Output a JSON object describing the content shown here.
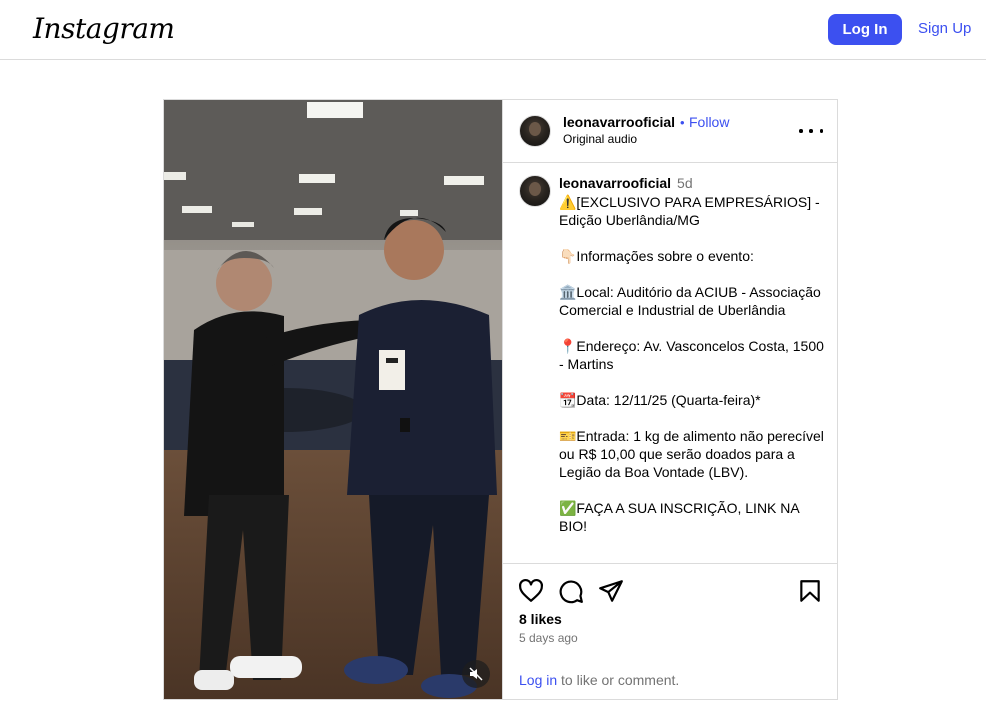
{
  "topbar": {
    "logo": "Instagram",
    "login_label": "Log In",
    "signup_label": "Sign Up"
  },
  "post": {
    "username": "leonavarrooficial",
    "separator": "•",
    "follow_label": "Follow",
    "audio_label": "Original audio",
    "caption": {
      "username": "leonavarrooficial",
      "time": "5d",
      "text": "⚠️[EXCLUSIVO PARA EMPRESÁRIOS] - Edição Uberlândia/MG\n\n👇🏻Informações sobre o evento:\n\n🏛️Local: Auditório da ACIUB - Associação Comercial e Industrial de Uberlândia\n\n📍Endereço: Av. Vasconcelos Costa, 1500 - Martins\n\n📆Data: 12/11/25 (Quarta-feira)*\n\n🎫Entrada: 1 kg de alimento não perecível ou R$ 10,00 que serão doados para a Legião da Boa Vontade (LBV).\n\n✅FAÇA A SUA INSCRIÇÃO, LINK NA BIO!"
    },
    "likes": "8 likes",
    "time_ago": "5 days ago",
    "login_link": "Log in",
    "login_suffix": " to like or comment."
  },
  "icons": {
    "like": "heart-icon",
    "comment": "comment-icon",
    "share": "share-icon",
    "save": "bookmark-icon",
    "more": "more-options-icon",
    "mute": "muted-speaker-icon"
  },
  "colors": {
    "accent": "#3c50f0",
    "border": "#dbdbdb",
    "muted_text": "#737373"
  }
}
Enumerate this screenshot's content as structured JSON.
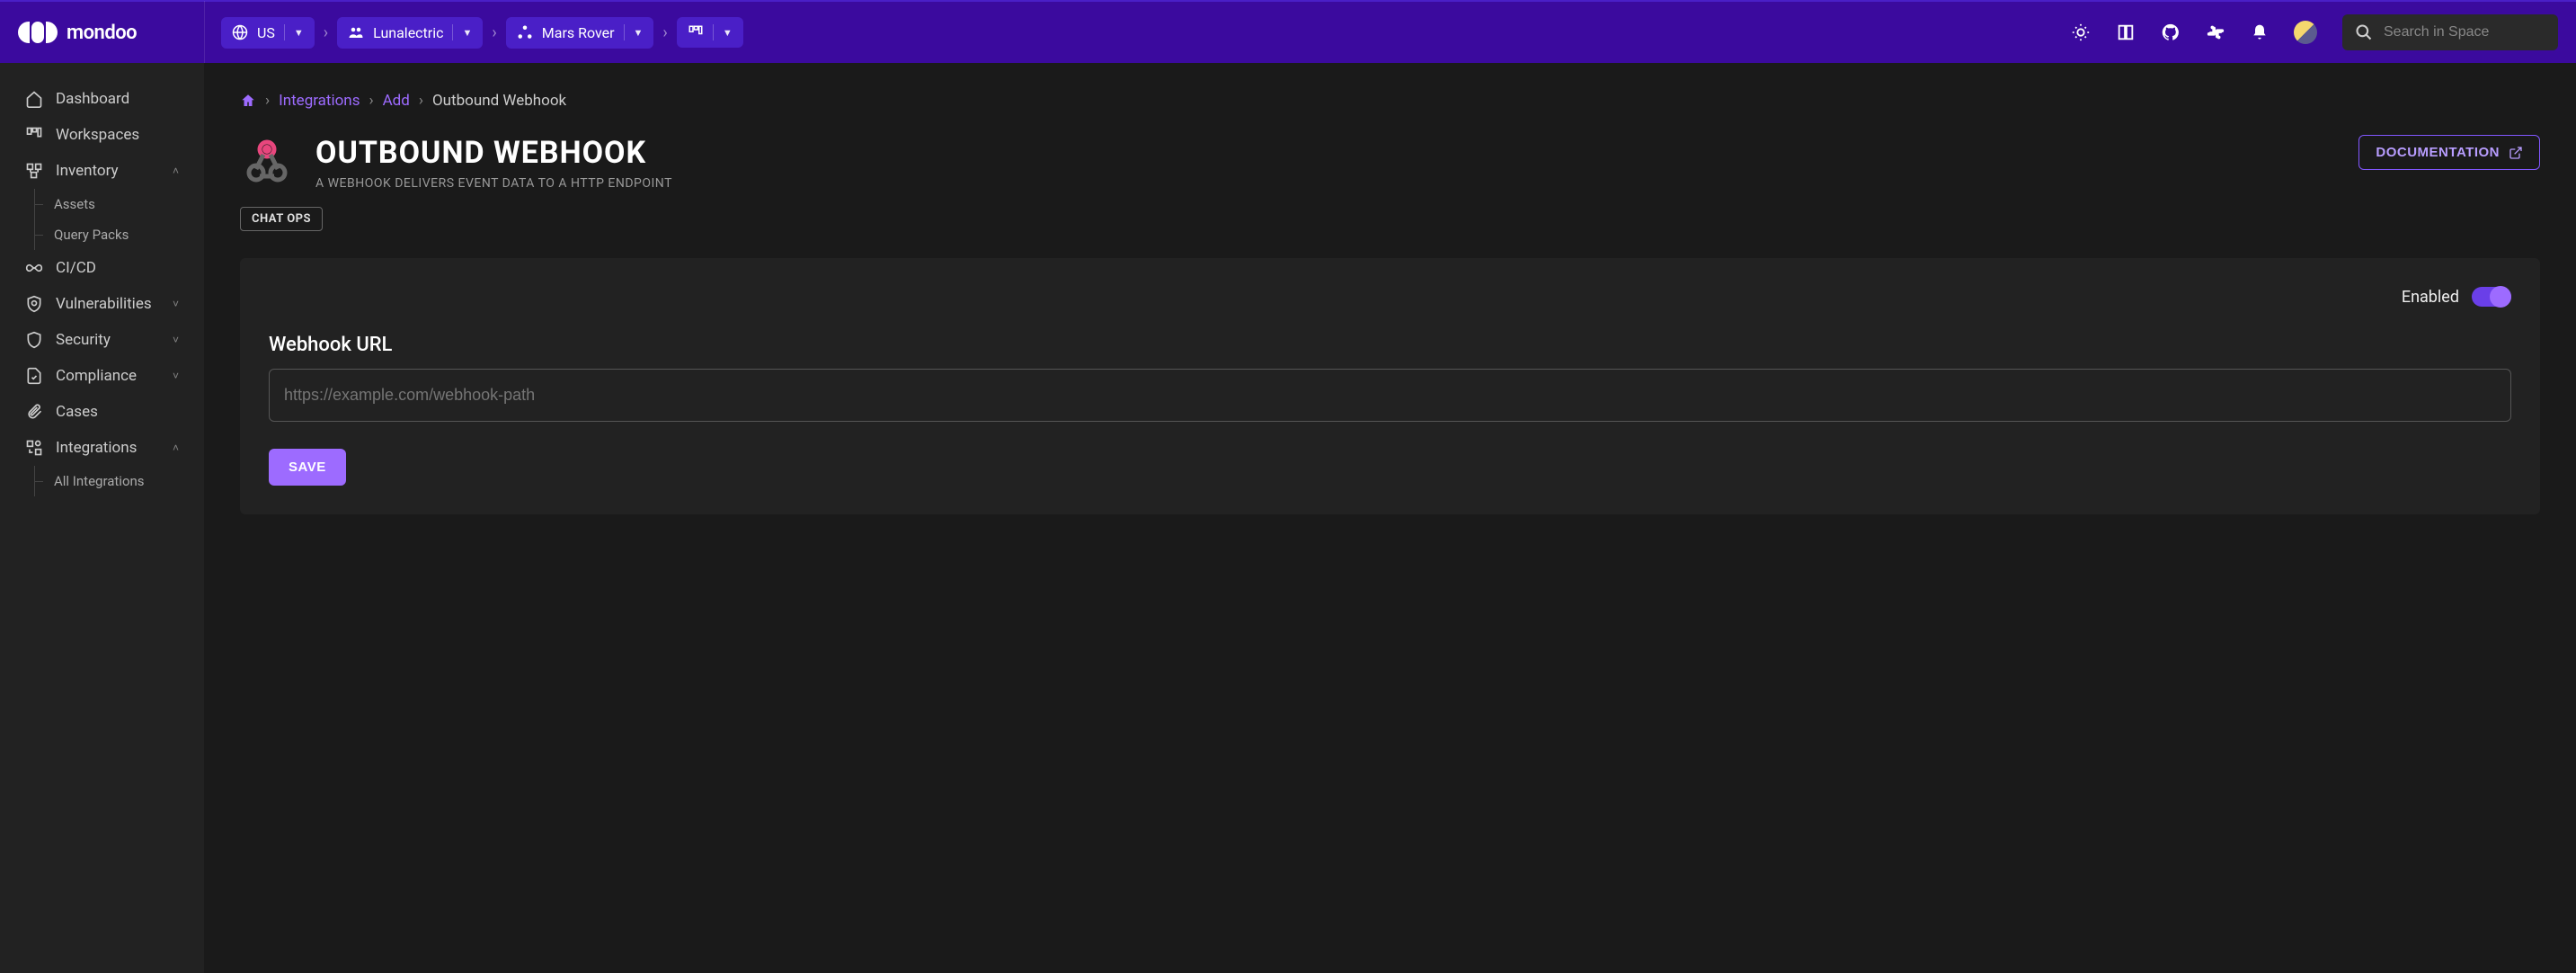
{
  "brand": "mondoo",
  "topnav": {
    "region": "US",
    "org": "Lunalectric",
    "space": "Mars Rover"
  },
  "search": {
    "placeholder": "Search in Space"
  },
  "sidebar": {
    "dashboard": "Dashboard",
    "workspaces": "Workspaces",
    "inventory": "Inventory",
    "inventory_sub": {
      "assets": "Assets",
      "querypacks": "Query Packs"
    },
    "cicd": "CI/CD",
    "vulnerabilities": "Vulnerabilities",
    "security": "Security",
    "compliance": "Compliance",
    "cases": "Cases",
    "integrations": "Integrations",
    "integrations_sub": {
      "all": "All Integrations"
    }
  },
  "breadcrumb": {
    "integrations": "Integrations",
    "add": "Add",
    "current": "Outbound Webhook"
  },
  "page": {
    "title": "OUTBOUND WEBHOOK",
    "subtitle": "A WEBHOOK DELIVERS EVENT DATA TO A HTTP ENDPOINT",
    "doc_button": "DOCUMENTATION",
    "tag": "CHAT OPS"
  },
  "form": {
    "enabled_label": "Enabled",
    "url_label": "Webhook URL",
    "url_placeholder": "https://example.com/webhook-path",
    "save": "SAVE"
  }
}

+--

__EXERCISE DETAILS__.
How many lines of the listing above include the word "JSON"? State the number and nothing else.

__TASK ANSWER__.
2